YOUR INSTRUCTIONS: Pick every line out of the entries below that has the string "Burgers", and copy it.

Dataset records:
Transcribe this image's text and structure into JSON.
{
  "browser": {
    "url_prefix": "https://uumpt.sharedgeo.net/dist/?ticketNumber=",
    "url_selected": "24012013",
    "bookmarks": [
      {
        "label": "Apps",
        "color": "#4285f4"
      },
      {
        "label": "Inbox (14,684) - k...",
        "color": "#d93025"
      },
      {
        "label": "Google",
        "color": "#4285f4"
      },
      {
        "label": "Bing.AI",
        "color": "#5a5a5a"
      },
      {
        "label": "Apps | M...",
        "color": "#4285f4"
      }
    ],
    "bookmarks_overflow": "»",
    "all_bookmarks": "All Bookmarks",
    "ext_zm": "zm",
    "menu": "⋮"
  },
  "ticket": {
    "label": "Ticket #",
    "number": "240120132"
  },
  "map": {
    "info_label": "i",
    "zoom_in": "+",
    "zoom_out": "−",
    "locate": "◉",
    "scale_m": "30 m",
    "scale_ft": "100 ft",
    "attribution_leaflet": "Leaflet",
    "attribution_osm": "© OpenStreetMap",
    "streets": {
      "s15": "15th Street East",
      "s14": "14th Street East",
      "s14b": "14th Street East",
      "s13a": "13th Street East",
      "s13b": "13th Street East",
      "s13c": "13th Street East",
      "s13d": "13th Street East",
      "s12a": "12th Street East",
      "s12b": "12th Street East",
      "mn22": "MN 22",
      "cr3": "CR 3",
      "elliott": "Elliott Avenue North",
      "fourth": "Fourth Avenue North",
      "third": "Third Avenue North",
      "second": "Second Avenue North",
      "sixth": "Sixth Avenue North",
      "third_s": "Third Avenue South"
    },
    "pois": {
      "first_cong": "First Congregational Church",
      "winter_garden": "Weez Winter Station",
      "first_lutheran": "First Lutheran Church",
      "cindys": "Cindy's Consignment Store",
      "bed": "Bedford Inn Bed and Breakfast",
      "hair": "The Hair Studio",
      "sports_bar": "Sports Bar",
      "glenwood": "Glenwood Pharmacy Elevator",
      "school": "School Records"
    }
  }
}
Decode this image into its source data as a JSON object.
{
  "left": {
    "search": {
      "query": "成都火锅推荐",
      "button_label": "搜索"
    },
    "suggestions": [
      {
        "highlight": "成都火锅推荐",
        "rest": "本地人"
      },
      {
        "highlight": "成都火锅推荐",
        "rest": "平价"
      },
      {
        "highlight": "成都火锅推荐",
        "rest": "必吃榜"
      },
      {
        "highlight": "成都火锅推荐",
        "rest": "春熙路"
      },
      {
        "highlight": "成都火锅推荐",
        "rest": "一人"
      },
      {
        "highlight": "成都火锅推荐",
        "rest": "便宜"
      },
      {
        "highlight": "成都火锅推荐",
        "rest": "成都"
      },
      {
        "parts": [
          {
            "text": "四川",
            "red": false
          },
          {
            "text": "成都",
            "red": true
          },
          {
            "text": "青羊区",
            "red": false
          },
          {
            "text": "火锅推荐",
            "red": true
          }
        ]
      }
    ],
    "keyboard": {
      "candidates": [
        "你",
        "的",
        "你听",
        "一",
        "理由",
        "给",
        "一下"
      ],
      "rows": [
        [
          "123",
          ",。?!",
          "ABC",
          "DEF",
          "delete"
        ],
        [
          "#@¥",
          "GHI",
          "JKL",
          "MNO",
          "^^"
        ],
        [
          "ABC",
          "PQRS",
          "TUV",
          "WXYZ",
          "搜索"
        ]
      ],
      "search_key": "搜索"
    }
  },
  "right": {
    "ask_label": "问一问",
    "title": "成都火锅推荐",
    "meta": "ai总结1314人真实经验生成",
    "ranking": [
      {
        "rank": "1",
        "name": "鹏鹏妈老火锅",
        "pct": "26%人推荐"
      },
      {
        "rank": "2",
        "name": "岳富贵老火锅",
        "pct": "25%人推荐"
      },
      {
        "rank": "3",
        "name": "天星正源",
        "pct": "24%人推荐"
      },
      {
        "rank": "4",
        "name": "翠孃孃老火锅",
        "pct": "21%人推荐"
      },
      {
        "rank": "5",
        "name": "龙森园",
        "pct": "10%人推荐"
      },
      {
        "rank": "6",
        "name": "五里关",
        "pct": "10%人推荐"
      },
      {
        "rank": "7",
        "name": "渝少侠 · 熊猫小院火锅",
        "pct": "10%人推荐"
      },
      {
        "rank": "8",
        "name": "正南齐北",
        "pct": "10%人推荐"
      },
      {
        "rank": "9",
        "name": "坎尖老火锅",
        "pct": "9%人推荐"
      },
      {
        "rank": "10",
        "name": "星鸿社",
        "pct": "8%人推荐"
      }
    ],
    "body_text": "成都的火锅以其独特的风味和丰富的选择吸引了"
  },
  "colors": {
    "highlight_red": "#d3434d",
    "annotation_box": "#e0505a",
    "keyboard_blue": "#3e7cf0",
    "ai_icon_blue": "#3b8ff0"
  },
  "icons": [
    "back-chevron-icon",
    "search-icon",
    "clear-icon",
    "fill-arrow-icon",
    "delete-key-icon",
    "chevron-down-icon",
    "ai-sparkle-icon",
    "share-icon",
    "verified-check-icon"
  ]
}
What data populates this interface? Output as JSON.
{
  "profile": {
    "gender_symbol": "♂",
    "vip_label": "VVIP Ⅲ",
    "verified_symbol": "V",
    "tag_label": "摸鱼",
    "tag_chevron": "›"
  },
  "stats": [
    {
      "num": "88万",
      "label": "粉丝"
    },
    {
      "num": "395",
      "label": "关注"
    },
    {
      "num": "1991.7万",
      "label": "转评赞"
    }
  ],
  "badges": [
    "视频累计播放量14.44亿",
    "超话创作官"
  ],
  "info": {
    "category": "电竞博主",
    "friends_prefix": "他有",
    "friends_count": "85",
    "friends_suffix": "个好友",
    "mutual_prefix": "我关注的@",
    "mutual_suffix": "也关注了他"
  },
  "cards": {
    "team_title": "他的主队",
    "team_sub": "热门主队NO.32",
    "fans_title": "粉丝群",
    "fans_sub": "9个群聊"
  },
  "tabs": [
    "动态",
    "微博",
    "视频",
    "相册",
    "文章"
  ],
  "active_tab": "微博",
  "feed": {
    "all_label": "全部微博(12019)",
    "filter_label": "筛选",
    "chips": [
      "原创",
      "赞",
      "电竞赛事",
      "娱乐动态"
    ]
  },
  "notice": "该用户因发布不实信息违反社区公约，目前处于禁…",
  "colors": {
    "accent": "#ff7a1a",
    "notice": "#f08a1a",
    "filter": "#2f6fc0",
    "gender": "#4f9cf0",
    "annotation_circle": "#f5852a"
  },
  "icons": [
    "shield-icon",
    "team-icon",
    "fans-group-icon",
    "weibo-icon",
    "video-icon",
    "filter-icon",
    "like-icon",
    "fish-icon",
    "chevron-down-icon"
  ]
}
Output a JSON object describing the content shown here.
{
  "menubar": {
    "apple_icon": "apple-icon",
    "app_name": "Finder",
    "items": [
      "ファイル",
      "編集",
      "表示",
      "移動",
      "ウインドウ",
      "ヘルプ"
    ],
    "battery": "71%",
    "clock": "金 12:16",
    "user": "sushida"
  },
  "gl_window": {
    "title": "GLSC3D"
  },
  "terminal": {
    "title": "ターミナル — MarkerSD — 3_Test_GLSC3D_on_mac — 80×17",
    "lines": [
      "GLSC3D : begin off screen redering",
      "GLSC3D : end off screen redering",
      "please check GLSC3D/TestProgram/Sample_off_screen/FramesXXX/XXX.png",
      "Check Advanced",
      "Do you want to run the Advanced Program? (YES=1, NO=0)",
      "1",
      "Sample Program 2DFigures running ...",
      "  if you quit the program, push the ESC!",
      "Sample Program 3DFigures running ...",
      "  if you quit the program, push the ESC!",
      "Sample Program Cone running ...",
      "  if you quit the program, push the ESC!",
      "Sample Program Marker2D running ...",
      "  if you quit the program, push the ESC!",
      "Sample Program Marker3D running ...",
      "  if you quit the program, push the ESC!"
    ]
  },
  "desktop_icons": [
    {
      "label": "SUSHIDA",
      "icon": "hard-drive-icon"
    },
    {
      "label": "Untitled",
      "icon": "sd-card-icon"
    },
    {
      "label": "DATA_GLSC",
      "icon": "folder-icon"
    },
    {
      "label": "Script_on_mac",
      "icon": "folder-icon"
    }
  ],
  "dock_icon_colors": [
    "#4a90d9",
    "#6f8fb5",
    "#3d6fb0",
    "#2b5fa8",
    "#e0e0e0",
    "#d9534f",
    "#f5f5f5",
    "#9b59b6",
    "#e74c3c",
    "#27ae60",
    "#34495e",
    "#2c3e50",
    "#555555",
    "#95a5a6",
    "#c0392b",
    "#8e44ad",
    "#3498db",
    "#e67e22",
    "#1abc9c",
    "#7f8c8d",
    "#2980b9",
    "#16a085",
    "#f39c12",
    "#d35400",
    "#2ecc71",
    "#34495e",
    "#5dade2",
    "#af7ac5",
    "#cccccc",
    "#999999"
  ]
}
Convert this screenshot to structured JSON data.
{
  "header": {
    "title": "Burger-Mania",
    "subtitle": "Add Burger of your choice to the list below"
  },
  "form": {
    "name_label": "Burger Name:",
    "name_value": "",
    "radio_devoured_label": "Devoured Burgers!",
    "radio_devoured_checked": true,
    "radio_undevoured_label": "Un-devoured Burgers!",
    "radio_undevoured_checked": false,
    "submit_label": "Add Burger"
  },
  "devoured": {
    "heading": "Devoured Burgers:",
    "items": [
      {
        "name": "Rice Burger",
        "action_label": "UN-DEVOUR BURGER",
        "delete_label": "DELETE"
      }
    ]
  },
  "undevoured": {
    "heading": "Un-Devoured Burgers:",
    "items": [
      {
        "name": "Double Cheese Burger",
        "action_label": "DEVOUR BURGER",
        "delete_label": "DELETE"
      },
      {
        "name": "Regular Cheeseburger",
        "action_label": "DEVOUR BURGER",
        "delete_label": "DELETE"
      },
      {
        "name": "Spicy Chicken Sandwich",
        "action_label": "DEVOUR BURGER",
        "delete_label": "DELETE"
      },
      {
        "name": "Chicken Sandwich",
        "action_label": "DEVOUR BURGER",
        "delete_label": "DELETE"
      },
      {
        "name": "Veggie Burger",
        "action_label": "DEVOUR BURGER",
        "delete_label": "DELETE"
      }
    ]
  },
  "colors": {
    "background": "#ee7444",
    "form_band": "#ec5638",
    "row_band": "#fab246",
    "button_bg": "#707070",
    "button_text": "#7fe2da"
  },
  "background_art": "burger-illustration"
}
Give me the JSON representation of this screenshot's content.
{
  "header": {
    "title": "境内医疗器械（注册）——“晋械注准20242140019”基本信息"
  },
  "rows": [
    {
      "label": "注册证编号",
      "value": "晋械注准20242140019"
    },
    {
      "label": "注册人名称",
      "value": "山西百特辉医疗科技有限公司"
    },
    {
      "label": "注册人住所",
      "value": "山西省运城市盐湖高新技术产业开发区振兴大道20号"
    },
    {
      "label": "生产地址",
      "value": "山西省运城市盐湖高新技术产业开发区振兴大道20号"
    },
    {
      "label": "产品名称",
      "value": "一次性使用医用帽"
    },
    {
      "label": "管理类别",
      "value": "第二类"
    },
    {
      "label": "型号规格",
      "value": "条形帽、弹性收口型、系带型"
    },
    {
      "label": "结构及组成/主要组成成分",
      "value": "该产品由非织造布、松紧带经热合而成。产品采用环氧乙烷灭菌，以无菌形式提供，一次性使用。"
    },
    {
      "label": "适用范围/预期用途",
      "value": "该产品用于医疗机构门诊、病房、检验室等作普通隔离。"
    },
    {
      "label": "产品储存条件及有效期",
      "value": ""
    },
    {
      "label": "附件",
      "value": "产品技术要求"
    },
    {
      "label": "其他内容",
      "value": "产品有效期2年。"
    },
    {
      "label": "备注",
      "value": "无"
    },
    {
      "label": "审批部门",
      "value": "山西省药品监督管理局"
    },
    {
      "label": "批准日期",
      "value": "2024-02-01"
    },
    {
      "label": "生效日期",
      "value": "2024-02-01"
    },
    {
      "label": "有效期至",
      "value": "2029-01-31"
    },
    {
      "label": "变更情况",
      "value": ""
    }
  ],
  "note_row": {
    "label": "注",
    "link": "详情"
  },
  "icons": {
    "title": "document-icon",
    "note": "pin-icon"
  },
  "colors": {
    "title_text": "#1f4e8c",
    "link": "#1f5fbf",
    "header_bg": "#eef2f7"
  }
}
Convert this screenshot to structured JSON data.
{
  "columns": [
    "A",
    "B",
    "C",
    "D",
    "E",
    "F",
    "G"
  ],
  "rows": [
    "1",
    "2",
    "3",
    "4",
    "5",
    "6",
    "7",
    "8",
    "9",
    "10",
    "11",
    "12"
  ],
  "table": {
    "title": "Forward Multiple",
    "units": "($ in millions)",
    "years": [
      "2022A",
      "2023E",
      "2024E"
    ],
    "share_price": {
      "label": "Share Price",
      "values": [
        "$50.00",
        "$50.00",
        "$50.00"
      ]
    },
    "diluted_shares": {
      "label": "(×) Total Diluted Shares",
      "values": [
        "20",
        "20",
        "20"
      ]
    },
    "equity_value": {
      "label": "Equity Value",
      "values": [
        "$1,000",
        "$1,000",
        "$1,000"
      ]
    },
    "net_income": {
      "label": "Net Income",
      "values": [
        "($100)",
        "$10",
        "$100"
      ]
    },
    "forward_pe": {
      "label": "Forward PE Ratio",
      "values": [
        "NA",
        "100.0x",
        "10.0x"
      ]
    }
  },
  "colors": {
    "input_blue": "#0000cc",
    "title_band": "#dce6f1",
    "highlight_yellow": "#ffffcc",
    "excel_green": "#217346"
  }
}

REPLY TO THE TASK:
    "radio_devoured_label": "Devoured Burgers!",
    "radio_undevoured_label": "Un-devoured Burgers!",
    "heading": "Devoured Burgers:",
    "heading": "Un-Devoured Burgers:",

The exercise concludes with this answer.